• [Exercise directions]
I would like you to restate each record word for word.

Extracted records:
=== Begin Enclosure ===
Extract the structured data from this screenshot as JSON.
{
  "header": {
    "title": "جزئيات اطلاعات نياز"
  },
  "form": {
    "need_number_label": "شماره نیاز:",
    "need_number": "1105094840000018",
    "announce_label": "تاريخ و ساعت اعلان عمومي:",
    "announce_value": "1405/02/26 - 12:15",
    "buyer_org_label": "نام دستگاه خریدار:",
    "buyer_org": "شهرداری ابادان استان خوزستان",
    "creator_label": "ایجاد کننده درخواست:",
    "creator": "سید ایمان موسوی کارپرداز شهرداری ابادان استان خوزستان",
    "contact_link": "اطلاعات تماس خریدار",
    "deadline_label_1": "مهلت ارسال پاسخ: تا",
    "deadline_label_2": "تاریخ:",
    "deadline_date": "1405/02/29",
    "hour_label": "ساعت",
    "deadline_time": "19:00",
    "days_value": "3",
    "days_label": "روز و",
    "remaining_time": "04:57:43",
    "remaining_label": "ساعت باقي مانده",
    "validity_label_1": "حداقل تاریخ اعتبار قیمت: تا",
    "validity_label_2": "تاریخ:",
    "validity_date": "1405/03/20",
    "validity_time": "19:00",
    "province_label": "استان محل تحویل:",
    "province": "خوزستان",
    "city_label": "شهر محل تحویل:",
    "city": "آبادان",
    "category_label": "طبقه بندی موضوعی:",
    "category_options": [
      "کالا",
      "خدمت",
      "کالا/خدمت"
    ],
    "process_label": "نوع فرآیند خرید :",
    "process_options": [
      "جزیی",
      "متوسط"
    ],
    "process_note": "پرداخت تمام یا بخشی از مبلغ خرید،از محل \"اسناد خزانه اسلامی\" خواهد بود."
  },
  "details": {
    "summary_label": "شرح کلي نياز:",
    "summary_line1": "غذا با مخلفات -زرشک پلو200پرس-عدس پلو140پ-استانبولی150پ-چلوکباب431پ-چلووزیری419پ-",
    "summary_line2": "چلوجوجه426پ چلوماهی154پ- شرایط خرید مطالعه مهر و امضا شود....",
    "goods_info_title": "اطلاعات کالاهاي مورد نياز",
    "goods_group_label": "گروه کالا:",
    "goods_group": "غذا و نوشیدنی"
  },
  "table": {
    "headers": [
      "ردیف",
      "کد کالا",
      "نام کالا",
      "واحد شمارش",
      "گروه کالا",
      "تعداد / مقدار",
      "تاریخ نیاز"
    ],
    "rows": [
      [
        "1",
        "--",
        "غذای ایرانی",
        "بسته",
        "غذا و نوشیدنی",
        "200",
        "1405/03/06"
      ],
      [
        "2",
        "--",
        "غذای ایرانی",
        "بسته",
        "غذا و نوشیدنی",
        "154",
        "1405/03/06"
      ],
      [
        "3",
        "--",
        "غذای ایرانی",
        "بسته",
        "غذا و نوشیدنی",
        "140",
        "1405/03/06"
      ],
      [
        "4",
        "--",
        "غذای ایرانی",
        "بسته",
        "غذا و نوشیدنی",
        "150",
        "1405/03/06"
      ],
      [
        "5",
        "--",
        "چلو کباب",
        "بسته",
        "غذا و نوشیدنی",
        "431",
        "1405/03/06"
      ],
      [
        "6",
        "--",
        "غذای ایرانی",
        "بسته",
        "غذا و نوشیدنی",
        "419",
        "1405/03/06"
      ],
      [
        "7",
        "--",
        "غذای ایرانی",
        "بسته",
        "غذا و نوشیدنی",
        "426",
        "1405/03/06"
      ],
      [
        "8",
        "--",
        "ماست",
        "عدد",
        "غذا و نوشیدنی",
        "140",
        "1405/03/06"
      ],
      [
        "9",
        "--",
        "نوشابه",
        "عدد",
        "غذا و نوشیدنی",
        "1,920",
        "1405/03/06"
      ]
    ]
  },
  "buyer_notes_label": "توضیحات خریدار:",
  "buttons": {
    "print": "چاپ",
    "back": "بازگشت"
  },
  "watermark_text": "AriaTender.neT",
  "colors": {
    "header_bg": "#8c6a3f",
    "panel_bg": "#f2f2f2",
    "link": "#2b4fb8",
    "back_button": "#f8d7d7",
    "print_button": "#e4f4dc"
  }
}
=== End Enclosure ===
• [Answer section]
Extract the structured data from this screenshot as JSON.
{
  "header": {
    "title": "جزئيات اطلاعات نياز"
  },
  "form": {
    "need_number_label": "شماره نیاز:",
    "need_number": "1105094840000018",
    "announce_label": "تاريخ و ساعت اعلان عمومي:",
    "announce_value": "1405/02/26 - 12:15",
    "buyer_org_label": "نام دستگاه خریدار:",
    "buyer_org": "شهرداری ابادان استان خوزستان",
    "creator_label": "ایجاد کننده درخواست:",
    "creator": "سید ایمان موسوی کارپرداز شهرداری ابادان استان خوزستان",
    "contact_link": "اطلاعات تماس خریدار",
    "deadline_label_1": "مهلت ارسال پاسخ: تا",
    "deadline_label_2": "تاریخ:",
    "deadline_date": "1405/02/29",
    "hour_label": "ساعت",
    "deadline_time": "19:00",
    "days_value": "3",
    "days_label": "روز و",
    "remaining_time": "04:57:43",
    "remaining_label": "ساعت باقي مانده",
    "validity_label_1": "حداقل تاریخ اعتبار قیمت: تا",
    "validity_label_2": "تاریخ:",
    "validity_date": "1405/03/20",
    "validity_time": "19:00",
    "province_label": "استان محل تحویل:",
    "province": "خوزستان",
    "city_label": "شهر محل تحویل:",
    "city": "آبادان",
    "category_label": "طبقه بندی موضوعی:",
    "category_options": [
      "کالا",
      "خدمت",
      "کالا/خدمت"
    ],
    "process_label": "نوع فرآیند خرید :",
    "process_options": [
      "جزیی",
      "متوسط"
    ],
    "process_note": "پرداخت تمام یا بخشی از مبلغ خرید،از محل \"اسناد خزانه اسلامی\" خواهد بود."
  },
  "details": {
    "summary_label": "شرح کلي نياز:",
    "summary_line1": "غذا با مخلفات -زرشک پلو200پرس-عدس پلو140پ-استانبولی150پ-چلوکباب431پ-چلووزیری419پ-",
    "summary_line2": "چلوجوجه426پ چلوماهی154پ- شرایط خرید مطالعه مهر و امضا شود....",
    "goods_info_title": "اطلاعات کالاهاي مورد نياز",
    "goods_group_label": "گروه کالا:",
    "goods_group": "غذا و نوشیدنی"
  },
  "table": {
    "headers": [
      "ردیف",
      "کد کالا",
      "نام کالا",
      "واحد شمارش",
      "گروه کالا",
      "تعداد / مقدار",
      "تاریخ نیاز"
    ],
    "rows": [
      [
        "1",
        "--",
        "غذای ایرانی",
        "بسته",
        "غذا و نوشیدنی",
        "200",
        "1405/03/06"
      ],
      [
        "2",
        "--",
        "غذای ایرانی",
        "بسته",
        "غذا و نوشیدنی",
        "154",
        "1405/03/06"
      ],
      [
        "3",
        "--",
        "غذای ایرانی",
        "بسته",
        "غذا و نوشیدنی",
        "140",
        "1405/03/06"
      ],
      [
        "4",
        "--",
        "غذای ایرانی",
        "بسته",
        "غذا و نوشیدنی",
        "150",
        "1405/03/06"
      ],
      [
        "5",
        "--",
        "چلو کباب",
        "بسته",
        "غذا و نوشیدنی",
        "431",
        "1405/03/06"
      ],
      [
        "6",
        "--",
        "غذای ایرانی",
        "بسته",
        "غذا و نوشیدنی",
        "419",
        "1405/03/06"
      ],
      [
        "7",
        "--",
        "غذای ایرانی",
        "بسته",
        "غذا و نوشیدنی",
        "426",
        "1405/03/06"
      ],
      [
        "8",
        "--",
        "ماست",
        "عدد",
        "غذا و نوشیدنی",
        "140",
        "1405/03/06"
      ],
      [
        "9",
        "--",
        "نوشابه",
        "عدد",
        "غذا و نوشیدنی",
        "1,920",
        "1405/03/06"
      ]
    ]
  },
  "buyer_notes_label": "توضیحات خریدار:",
  "buttons": {
    "print": "چاپ",
    "back": "بازگشت"
  },
  "watermark_text": "AriaTender.neT",
  "colors": {
    "header_bg": "#8c6a3f",
    "panel_bg": "#f2f2f2",
    "link": "#2b4fb8",
    "back_button": "#f8d7d7",
    "print_button": "#e4f4dc"
  }
}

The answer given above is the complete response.